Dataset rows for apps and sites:
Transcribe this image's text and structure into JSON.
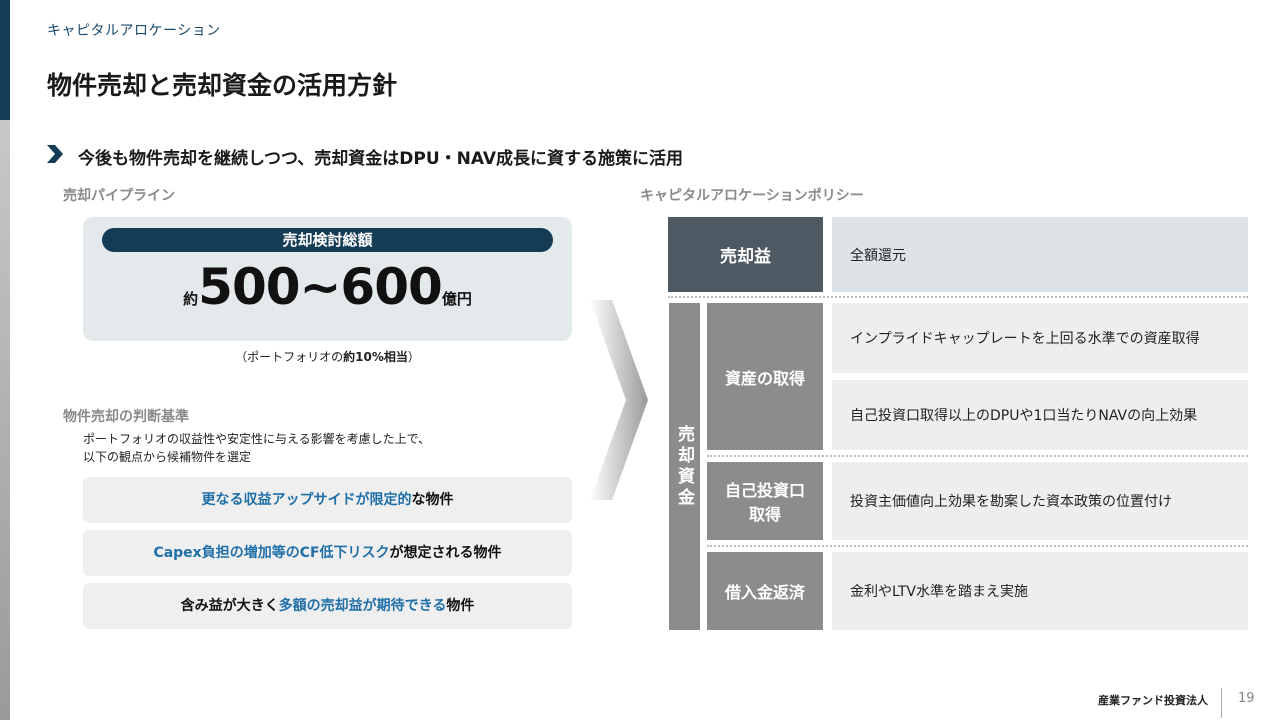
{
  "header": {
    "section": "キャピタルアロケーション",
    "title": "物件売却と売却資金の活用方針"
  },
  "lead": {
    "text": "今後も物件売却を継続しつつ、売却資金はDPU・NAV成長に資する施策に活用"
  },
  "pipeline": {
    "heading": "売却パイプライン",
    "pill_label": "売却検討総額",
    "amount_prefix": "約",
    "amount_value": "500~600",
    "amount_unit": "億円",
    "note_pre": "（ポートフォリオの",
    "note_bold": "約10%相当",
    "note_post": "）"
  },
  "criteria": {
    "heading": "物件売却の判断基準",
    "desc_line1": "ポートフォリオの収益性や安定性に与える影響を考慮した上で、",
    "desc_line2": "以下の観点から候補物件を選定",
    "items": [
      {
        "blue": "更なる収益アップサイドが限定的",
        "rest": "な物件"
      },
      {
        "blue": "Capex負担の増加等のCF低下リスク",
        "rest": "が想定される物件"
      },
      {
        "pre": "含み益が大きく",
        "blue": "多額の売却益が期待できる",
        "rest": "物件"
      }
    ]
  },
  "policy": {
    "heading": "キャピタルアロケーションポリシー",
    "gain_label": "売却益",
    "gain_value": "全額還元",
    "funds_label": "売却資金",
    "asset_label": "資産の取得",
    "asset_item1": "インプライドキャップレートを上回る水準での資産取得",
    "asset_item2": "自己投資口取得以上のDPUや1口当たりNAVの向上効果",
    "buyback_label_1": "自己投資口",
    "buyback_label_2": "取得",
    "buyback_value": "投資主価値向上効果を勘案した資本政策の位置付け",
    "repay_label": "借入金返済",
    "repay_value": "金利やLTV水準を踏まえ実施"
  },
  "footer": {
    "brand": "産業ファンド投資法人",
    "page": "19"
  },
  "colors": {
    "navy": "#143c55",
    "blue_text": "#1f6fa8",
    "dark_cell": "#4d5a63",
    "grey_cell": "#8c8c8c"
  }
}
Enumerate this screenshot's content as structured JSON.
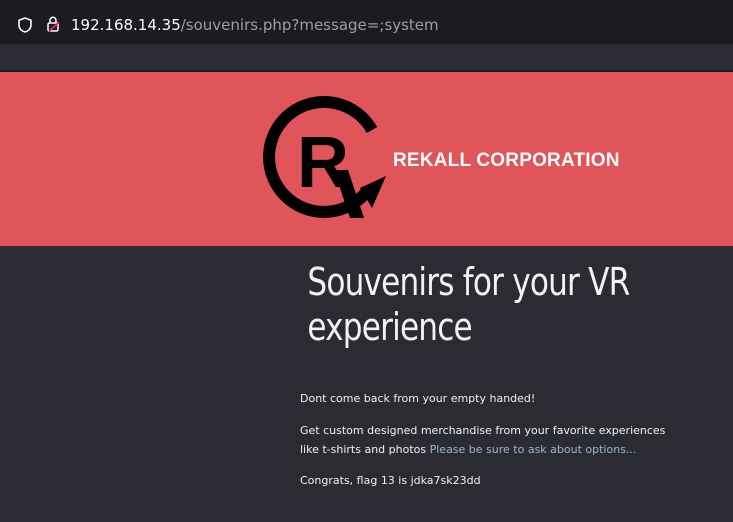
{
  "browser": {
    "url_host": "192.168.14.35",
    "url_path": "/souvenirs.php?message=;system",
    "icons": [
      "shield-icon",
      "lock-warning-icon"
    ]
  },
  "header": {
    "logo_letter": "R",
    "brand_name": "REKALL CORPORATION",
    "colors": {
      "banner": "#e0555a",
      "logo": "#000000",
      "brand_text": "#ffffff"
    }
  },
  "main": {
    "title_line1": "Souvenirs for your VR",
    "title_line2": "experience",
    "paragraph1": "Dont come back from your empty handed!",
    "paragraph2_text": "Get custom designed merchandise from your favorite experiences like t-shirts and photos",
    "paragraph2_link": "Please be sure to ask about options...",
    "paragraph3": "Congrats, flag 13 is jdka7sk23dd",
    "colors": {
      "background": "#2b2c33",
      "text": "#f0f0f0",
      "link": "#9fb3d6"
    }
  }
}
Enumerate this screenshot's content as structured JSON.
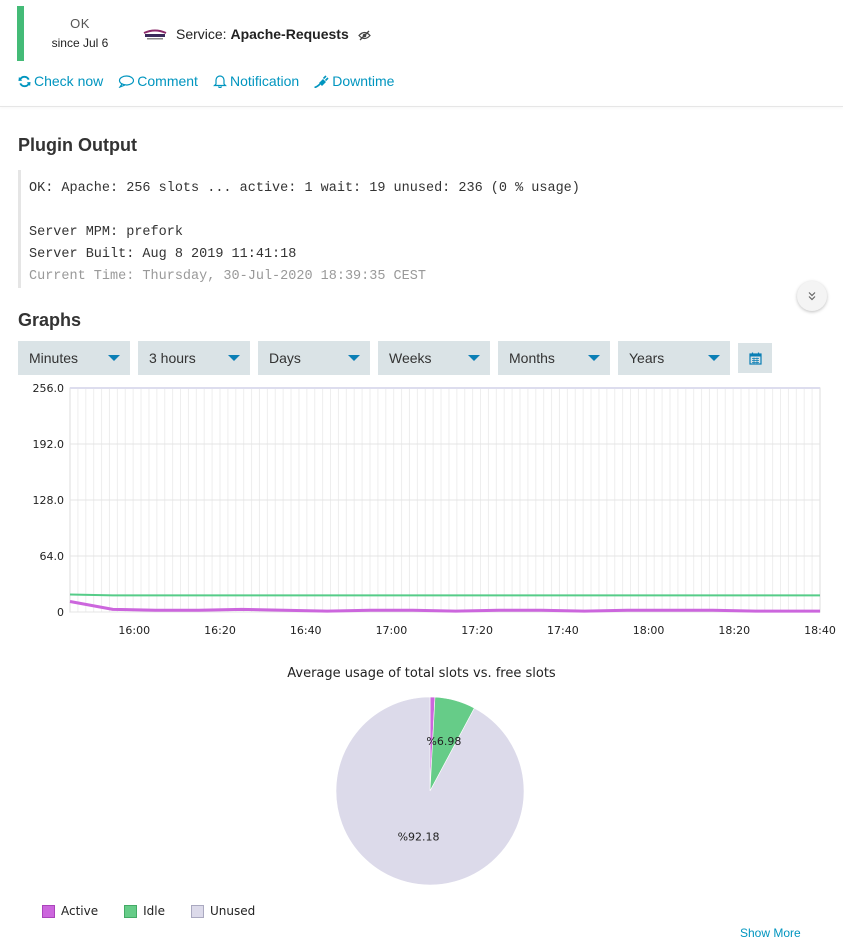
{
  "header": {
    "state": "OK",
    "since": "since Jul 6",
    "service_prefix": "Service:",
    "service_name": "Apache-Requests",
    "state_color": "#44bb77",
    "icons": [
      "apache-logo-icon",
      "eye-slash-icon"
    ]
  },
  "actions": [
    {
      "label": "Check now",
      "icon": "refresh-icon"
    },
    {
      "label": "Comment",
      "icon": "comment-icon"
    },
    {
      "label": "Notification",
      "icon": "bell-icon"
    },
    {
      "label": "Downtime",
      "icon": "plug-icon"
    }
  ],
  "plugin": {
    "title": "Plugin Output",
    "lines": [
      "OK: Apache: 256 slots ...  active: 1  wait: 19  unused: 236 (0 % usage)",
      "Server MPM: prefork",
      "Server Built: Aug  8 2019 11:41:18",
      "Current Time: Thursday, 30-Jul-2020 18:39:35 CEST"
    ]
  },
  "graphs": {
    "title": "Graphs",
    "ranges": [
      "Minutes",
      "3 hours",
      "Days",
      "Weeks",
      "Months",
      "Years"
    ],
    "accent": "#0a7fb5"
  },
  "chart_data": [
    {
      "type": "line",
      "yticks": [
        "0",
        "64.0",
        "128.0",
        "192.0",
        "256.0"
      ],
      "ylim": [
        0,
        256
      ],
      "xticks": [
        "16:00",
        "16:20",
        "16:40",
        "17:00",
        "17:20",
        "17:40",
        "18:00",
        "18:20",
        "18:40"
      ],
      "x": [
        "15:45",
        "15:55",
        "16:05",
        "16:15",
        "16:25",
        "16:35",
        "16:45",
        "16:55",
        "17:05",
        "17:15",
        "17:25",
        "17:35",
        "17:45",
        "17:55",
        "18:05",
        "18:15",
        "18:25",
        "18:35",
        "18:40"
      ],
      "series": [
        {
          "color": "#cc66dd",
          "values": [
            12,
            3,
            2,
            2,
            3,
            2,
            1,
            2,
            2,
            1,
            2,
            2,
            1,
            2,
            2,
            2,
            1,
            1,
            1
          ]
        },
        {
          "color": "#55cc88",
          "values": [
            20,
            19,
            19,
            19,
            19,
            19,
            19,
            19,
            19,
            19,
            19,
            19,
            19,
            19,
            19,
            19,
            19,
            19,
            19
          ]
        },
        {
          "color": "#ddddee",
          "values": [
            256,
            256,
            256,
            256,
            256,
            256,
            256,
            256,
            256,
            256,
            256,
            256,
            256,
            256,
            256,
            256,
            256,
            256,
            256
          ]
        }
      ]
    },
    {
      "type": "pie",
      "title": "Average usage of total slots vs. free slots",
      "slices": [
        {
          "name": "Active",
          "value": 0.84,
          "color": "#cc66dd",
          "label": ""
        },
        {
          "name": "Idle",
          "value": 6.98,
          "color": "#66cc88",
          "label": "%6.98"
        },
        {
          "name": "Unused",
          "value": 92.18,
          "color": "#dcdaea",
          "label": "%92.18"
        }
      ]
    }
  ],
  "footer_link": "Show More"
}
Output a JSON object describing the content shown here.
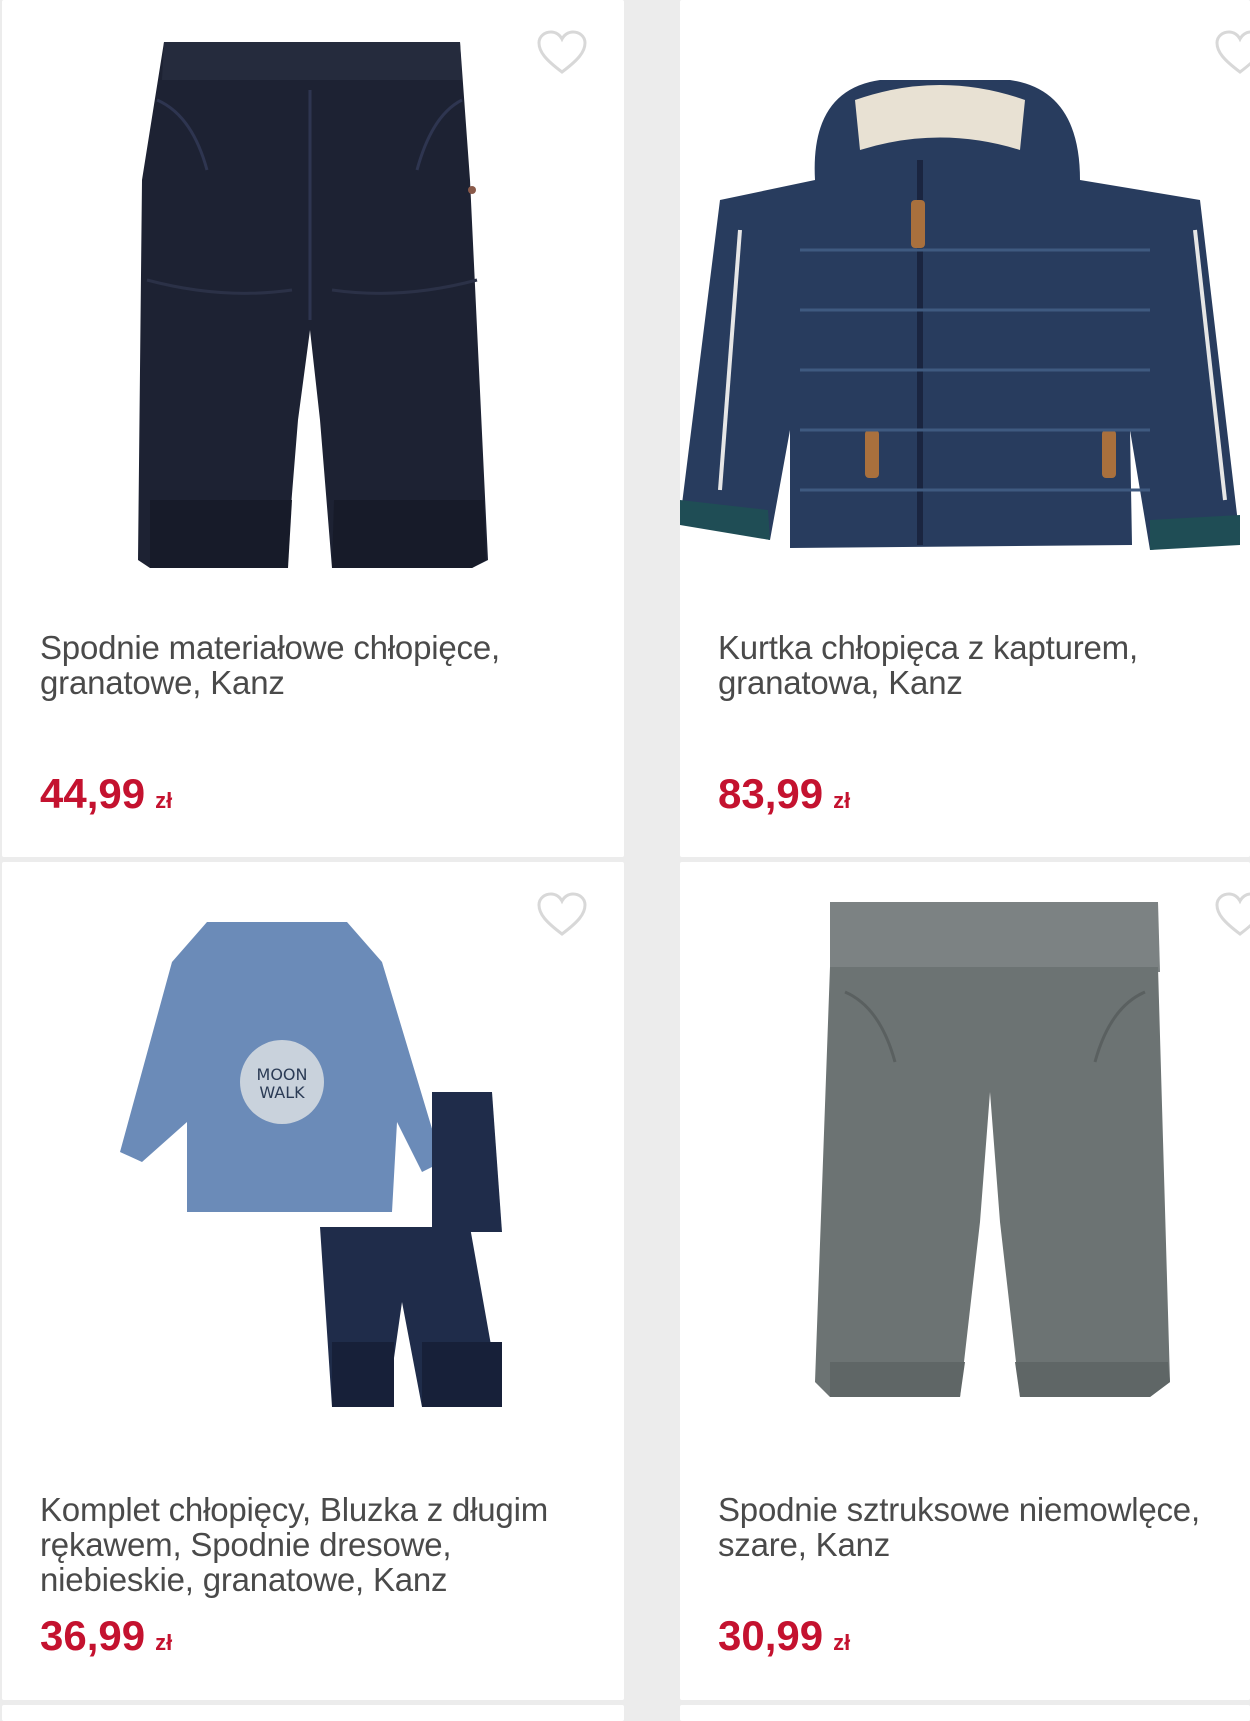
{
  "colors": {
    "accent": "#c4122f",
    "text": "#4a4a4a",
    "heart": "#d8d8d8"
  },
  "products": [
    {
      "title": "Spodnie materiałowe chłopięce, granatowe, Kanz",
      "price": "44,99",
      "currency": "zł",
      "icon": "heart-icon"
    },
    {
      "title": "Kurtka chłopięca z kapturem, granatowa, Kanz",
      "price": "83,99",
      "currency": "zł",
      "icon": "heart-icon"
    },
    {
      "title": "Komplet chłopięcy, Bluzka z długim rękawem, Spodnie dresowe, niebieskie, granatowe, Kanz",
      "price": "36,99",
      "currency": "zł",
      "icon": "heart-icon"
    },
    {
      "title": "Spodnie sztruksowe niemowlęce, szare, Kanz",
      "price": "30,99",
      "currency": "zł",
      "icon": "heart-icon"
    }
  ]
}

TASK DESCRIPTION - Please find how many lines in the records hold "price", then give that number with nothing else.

TASK SOLUTION - 4